[Supplied data — start]
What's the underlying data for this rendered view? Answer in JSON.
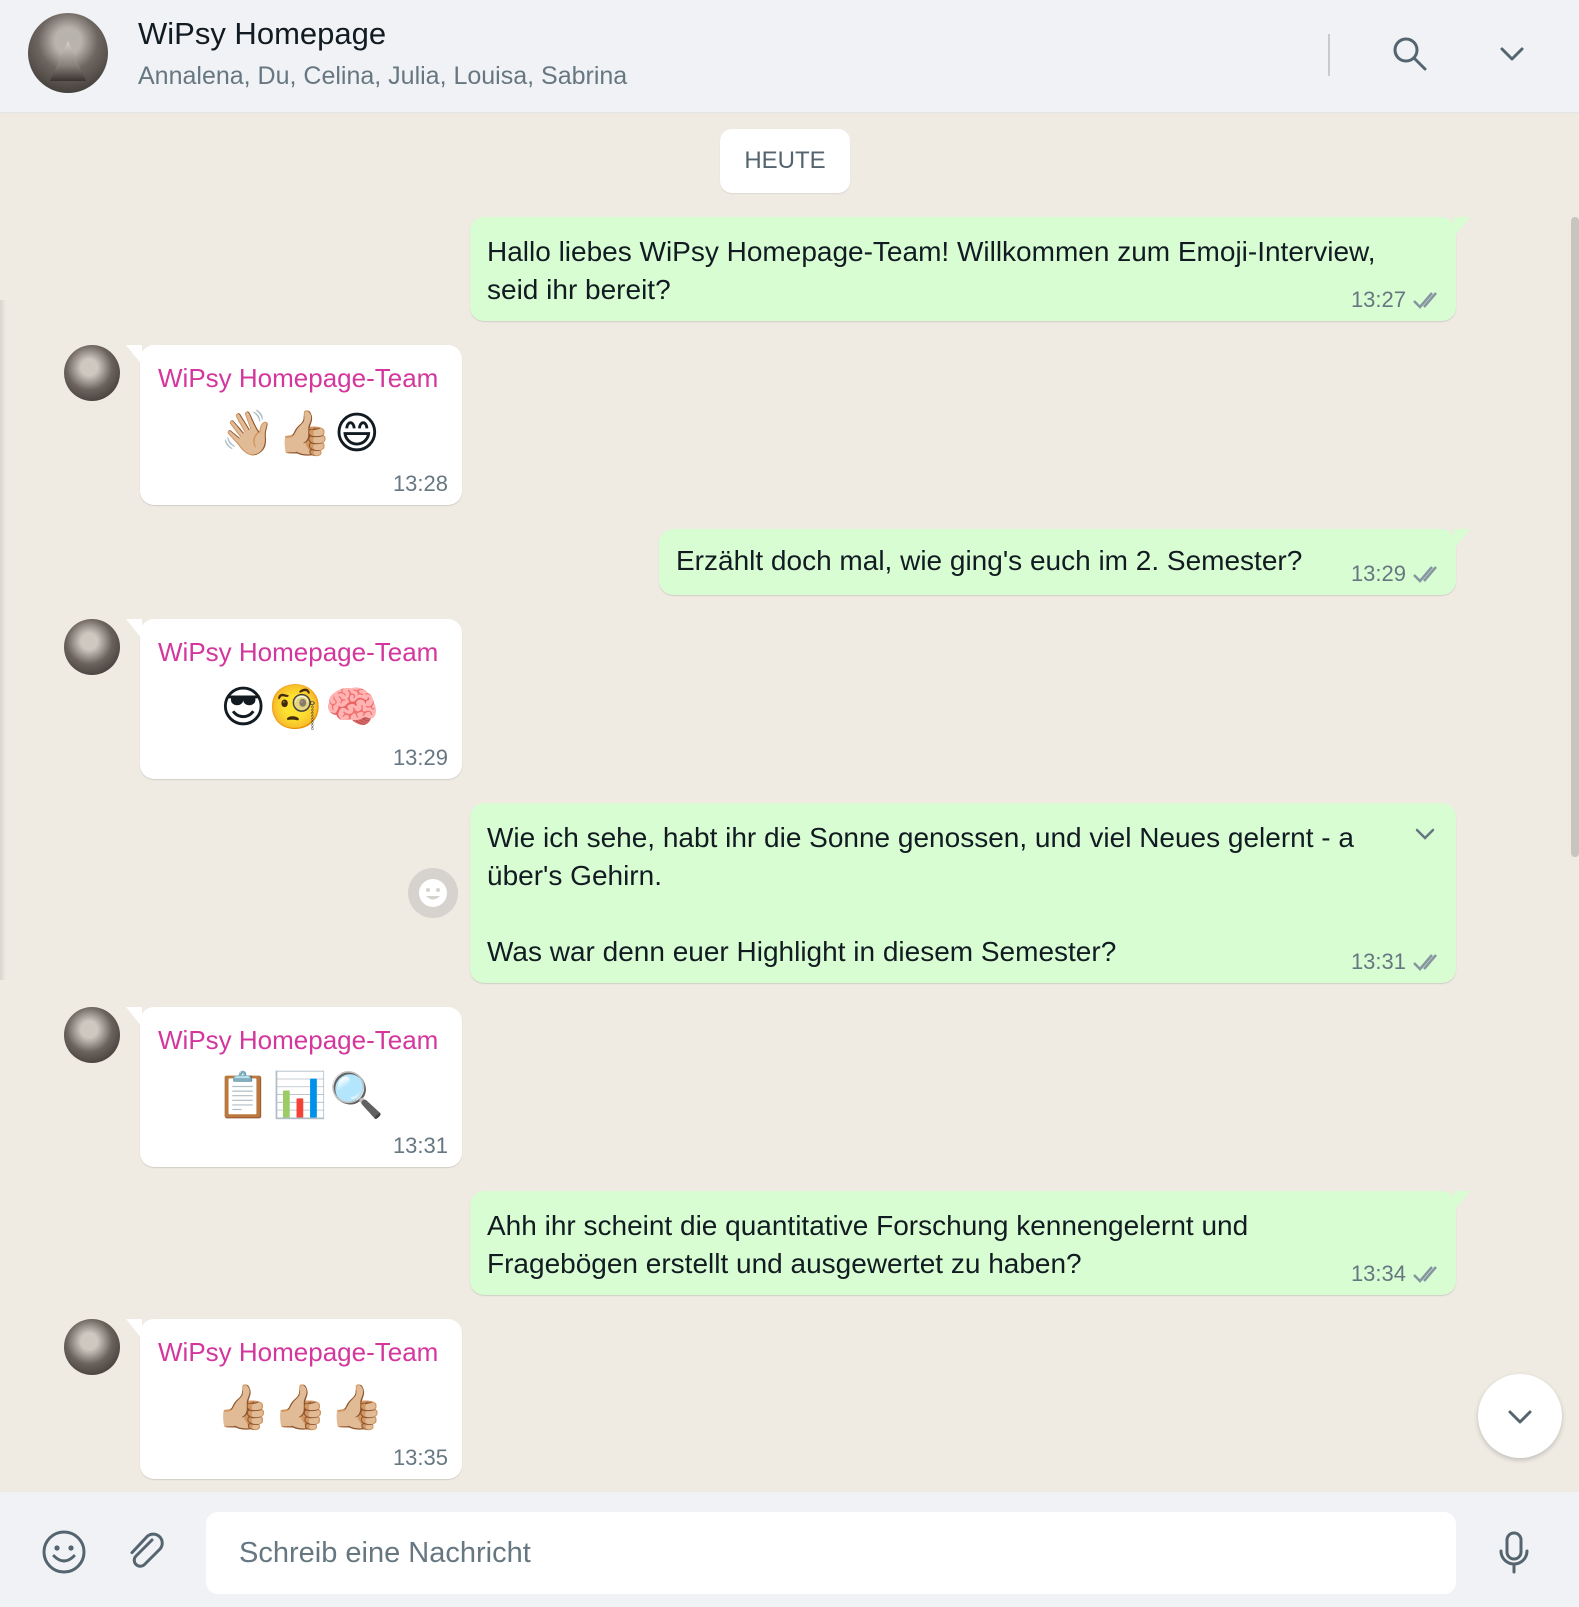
{
  "header": {
    "title": "WiPsy Homepage",
    "participants": "Annalena, Du, Celina, Julia, Louisa, Sabrina"
  },
  "date_label": "HEUTE",
  "messages": [
    {
      "direction": "out",
      "text": "Hallo liebes WiPsy Homepage-Team! Willkommen zum Emoji-Interview,\nseid ihr bereit?",
      "time": "13:27",
      "status": "read"
    },
    {
      "direction": "in",
      "sender": "WiPsy Homepage-Team",
      "text": "👋🏼👍🏼😄",
      "time": "13:28"
    },
    {
      "direction": "out",
      "text": "Erzählt doch mal, wie ging's euch im 2. Semester?",
      "time": "13:29",
      "status": "read"
    },
    {
      "direction": "in",
      "sender": "WiPsy Homepage-Team",
      "text": "😎🧐🧠",
      "time": "13:29"
    },
    {
      "direction": "out",
      "text": "Wie ich sehe, habt ihr die Sonne genossen, und viel Neues gelernt - a\nüber's Gehirn.\n\nWas war denn euer Highlight in diesem Semester?",
      "time": "13:31",
      "status": "read"
    },
    {
      "direction": "in",
      "sender": "WiPsy Homepage-Team",
      "text": "📋📊🔍",
      "time": "13:31"
    },
    {
      "direction": "out",
      "text": "Ahh ihr scheint die quantitative Forschung kennengelernt und\nFragebögen erstellt und ausgewertet zu haben?",
      "time": "13:34",
      "status": "read"
    },
    {
      "direction": "in",
      "sender": "WiPsy Homepage-Team",
      "text": "👍🏼👍🏼👍🏼",
      "time": "13:35"
    }
  ],
  "composer": {
    "placeholder": "Schreib eine Nachricht"
  },
  "colors": {
    "outgoing_bubble": "#d9fdd3",
    "incoming_bubble": "#ffffff",
    "sender_name": "#d3379d",
    "chat_background": "#efeae2",
    "read_ticks": "#8696a0"
  },
  "icons": {
    "header": [
      "search-icon",
      "chevron-down-icon"
    ],
    "footer": [
      "emoji-icon",
      "paperclip-icon",
      "microphone-icon"
    ],
    "chat": [
      "reaction-smiley-icon",
      "message-menu-chevron-icon",
      "scroll-down-chevron-icon"
    ]
  }
}
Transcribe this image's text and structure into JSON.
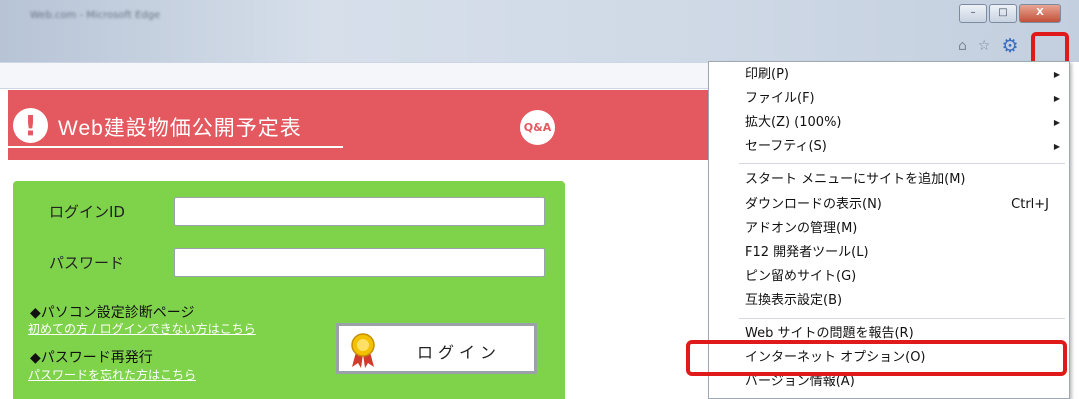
{
  "window": {
    "title": "Web.com - Microsoft Edge",
    "minimize_glyph": "–",
    "maximize_glyph": "□",
    "close_glyph": "X"
  },
  "toolbar_icons": [
    "home-icon",
    "star-icon",
    "gear-icon"
  ],
  "toolbar_glyphs": {
    "home": "⌂",
    "star": "☆",
    "gear": "⚙"
  },
  "banner": {
    "icon_glyph": "!",
    "title": "Web建設物価公開予定表",
    "qa_label": "Q&A",
    "color": "#e4585f"
  },
  "login": {
    "panel_color": "#7fd34b",
    "id_label": "ログインID",
    "id_value": "",
    "password_label": "パスワード",
    "password_value": "",
    "diagnosis_heading": "◆パソコン設定診断ページ",
    "diagnosis_link": "初めての方 / ログインできない方はこちら",
    "reissue_heading": "◆パスワード再発行",
    "reissue_link": "パスワードを忘れた方はこちら",
    "login_button": "ログイン"
  },
  "menu": {
    "items": [
      {
        "label": "印刷(P)",
        "submenu": true
      },
      {
        "label": "ファイル(F)",
        "submenu": true
      },
      {
        "label": "拡大(Z) (100%)",
        "submenu": true
      },
      {
        "label": "セーフティ(S)",
        "submenu": true
      },
      {
        "label": "スタート メニューにサイトを追加(M)"
      },
      {
        "label": "ダウンロードの表示(N)",
        "shortcut": "Ctrl+J"
      },
      {
        "label": "アドオンの管理(M)"
      },
      {
        "label": "F12 開発者ツール(L)"
      },
      {
        "label": "ピン留めサイト(G)"
      },
      {
        "label": "互換表示設定(B)"
      },
      {
        "label": "Web サイトの問題を報告(R)"
      },
      {
        "label": "インターネット オプション(O)",
        "highlighted": true
      },
      {
        "label": "バージョン情報(A)"
      }
    ],
    "arrow_glyph": "▶",
    "highlight_color": "#e01a1a"
  }
}
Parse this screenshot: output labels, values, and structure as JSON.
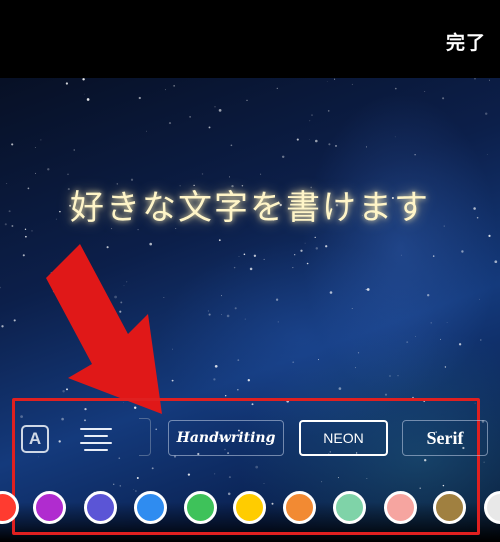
{
  "header": {
    "done_label": "完了"
  },
  "canvas": {
    "overlay_text": "好きな文字を書けます"
  },
  "toolbar": {
    "text_style_icon_label": "A",
    "fonts": [
      {
        "label": "Handwriting"
      },
      {
        "label": "NEON",
        "selected": true
      },
      {
        "label": "Serif"
      }
    ],
    "colors": [
      "#ff3b30",
      "#b02ccf",
      "#5b55d6",
      "#2f8cf0",
      "#3ec25a",
      "#ffcc00",
      "#f28a33",
      "#7fd3a8",
      "#f6a5a0",
      "#a08040",
      "#e8e8e8"
    ]
  },
  "annotation": {
    "arrow_color": "#e01818",
    "highlight_color": "#e02020"
  }
}
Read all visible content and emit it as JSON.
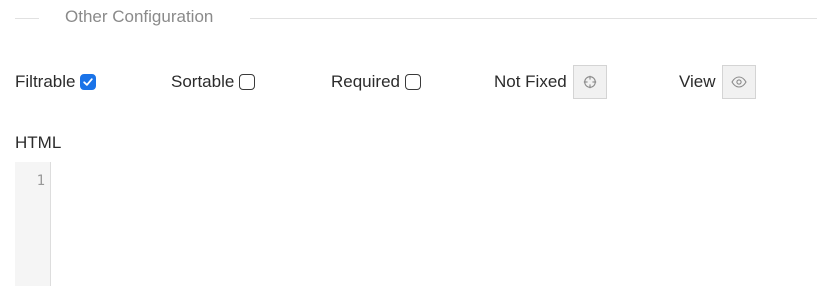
{
  "section": {
    "title": "Other Configuration"
  },
  "options": {
    "filtrable": {
      "label": "Filtrable",
      "checked": true
    },
    "sortable": {
      "label": "Sortable",
      "checked": false
    },
    "required": {
      "label": "Required",
      "checked": false
    },
    "fixed": {
      "label": "Not Fixed",
      "icon": "crosshair-icon"
    },
    "view": {
      "label": "View",
      "icon": "eye-icon"
    }
  },
  "editor": {
    "label": "HTML",
    "line_numbers": [
      "1"
    ],
    "content": ""
  },
  "colors": {
    "accent": "#1a73e8",
    "section_title": "#8a8a8a",
    "divider": "#e1e1e1",
    "gutter_bg": "#f5f5f5",
    "icon_button_bg": "#f1f1f1"
  }
}
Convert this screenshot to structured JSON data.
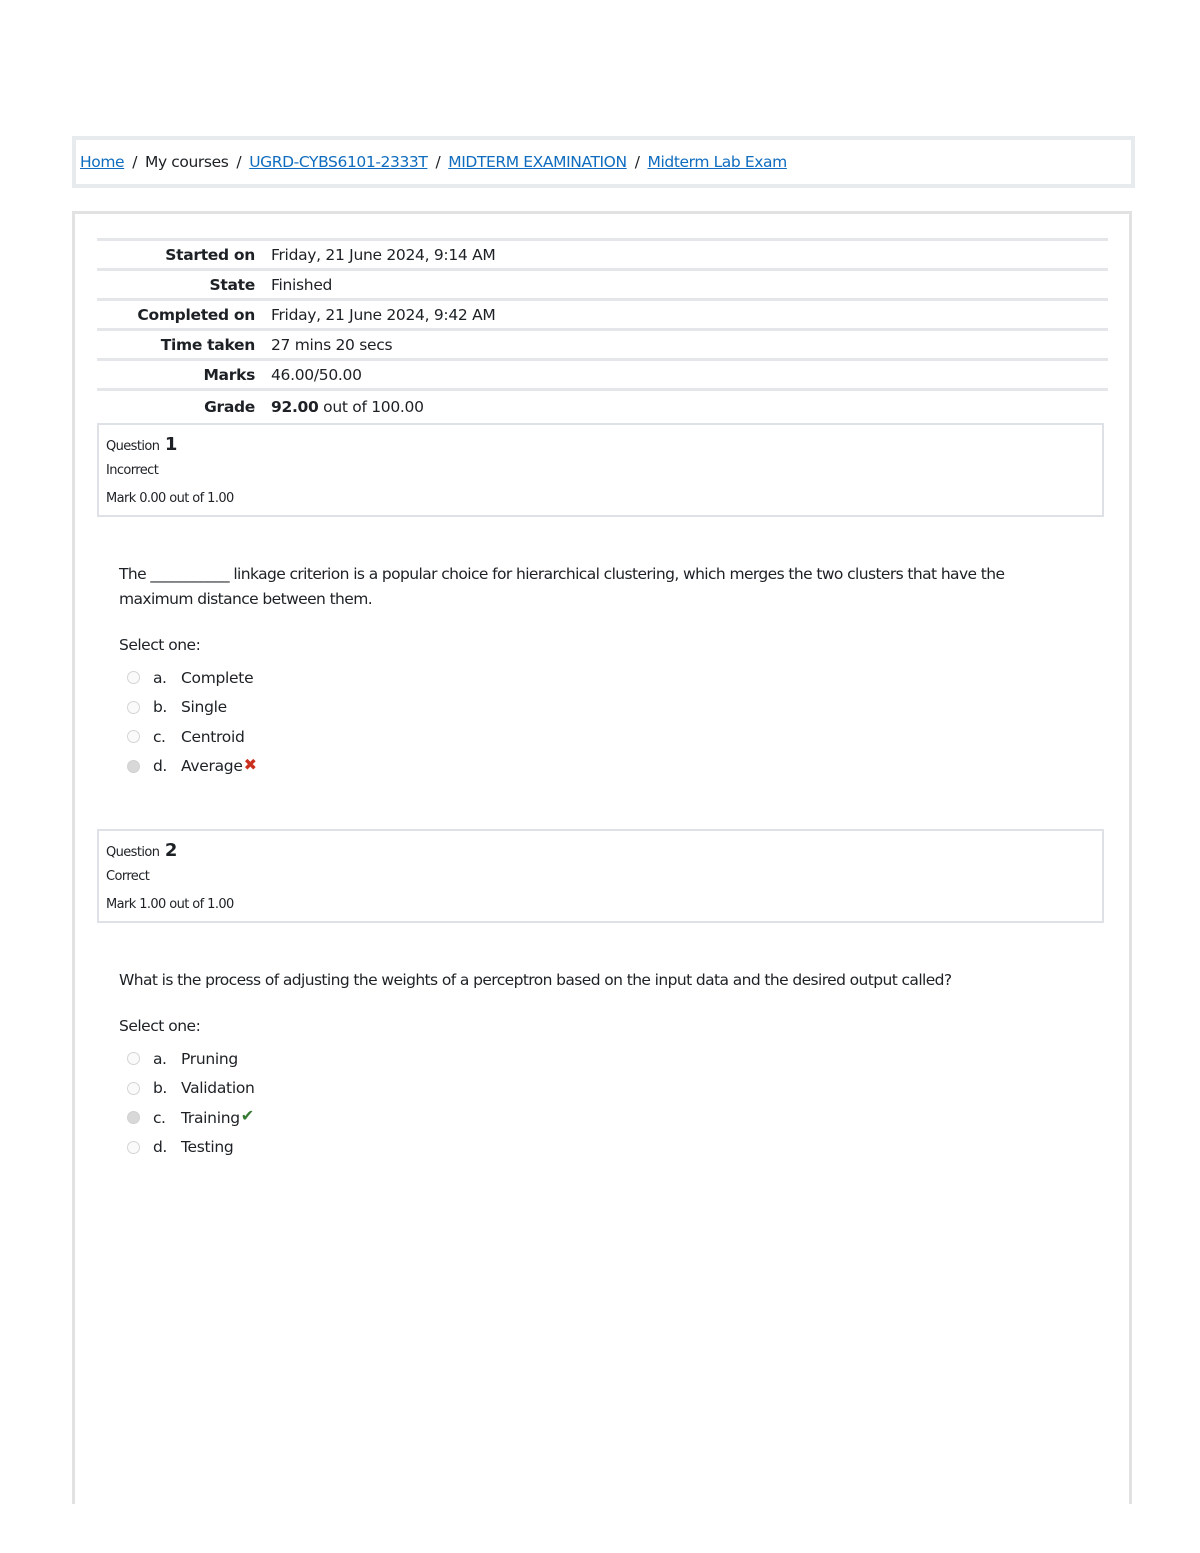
{
  "breadcrumb": [
    {
      "label": "Home",
      "link": true
    },
    {
      "label": "My courses",
      "link": false
    },
    {
      "label": "UGRD-CYBS6101-2333T",
      "link": true
    },
    {
      "label": "MIDTERM EXAMINATION",
      "link": true
    },
    {
      "label": "Midterm Lab Exam",
      "link": true
    }
  ],
  "breadcrumb_separator": "/",
  "summary": [
    {
      "label": "Started on",
      "value": "Friday, 21 June 2024, 9:14 AM"
    },
    {
      "label": "State",
      "value": "Finished"
    },
    {
      "label": "Completed on",
      "value": "Friday, 21 June 2024, 9:42 AM"
    },
    {
      "label": "Time taken",
      "value": "27 mins 20 secs"
    },
    {
      "label": "Marks",
      "value": "46.00/50.00"
    },
    {
      "label": "Grade",
      "value_bold": "92.00",
      "value": "out of 100.00"
    }
  ],
  "questions": [
    {
      "label": "Question",
      "number": "1",
      "state": "Incorrect",
      "mark": "Mark 0.00 out of 1.00",
      "text": "The ___________ linkage criterion is a popular choice for hierarchical clustering, which merges the two clusters that have the maximum distance between them.",
      "prompt": "Select one:",
      "answers": [
        {
          "letter": "a.",
          "text": "Complete",
          "selected": false
        },
        {
          "letter": "b.",
          "text": "Single",
          "selected": false
        },
        {
          "letter": "c.",
          "text": "Centroid",
          "selected": false
        },
        {
          "letter": "d.",
          "text": "Average",
          "selected": true,
          "feedback_icon": "incorrect-x-icon",
          "glyph": "✖"
        }
      ]
    },
    {
      "label": "Question",
      "number": "2",
      "state": "Correct",
      "mark": "Mark 1.00 out of 1.00",
      "text": "What is the process of adjusting the weights of a perceptron based on the input data and the desired output called?",
      "prompt": "Select one:",
      "answers": [
        {
          "letter": "a.",
          "text": "Pruning",
          "selected": false
        },
        {
          "letter": "b.",
          "text": "Validation",
          "selected": false
        },
        {
          "letter": "c.",
          "text": "Training",
          "selected": true,
          "feedback_icon": "correct-check-icon",
          "glyph": "✔"
        },
        {
          "letter": "d.",
          "text": "Testing",
          "selected": false
        }
      ]
    }
  ],
  "colors": {
    "link": "#0f6cbf",
    "incorrect": "#ca3120",
    "correct": "#357a32"
  }
}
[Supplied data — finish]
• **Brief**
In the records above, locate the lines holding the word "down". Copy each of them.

• **Task response**
      "chevron-down-icon"
      "scroll-down-chevron-icon"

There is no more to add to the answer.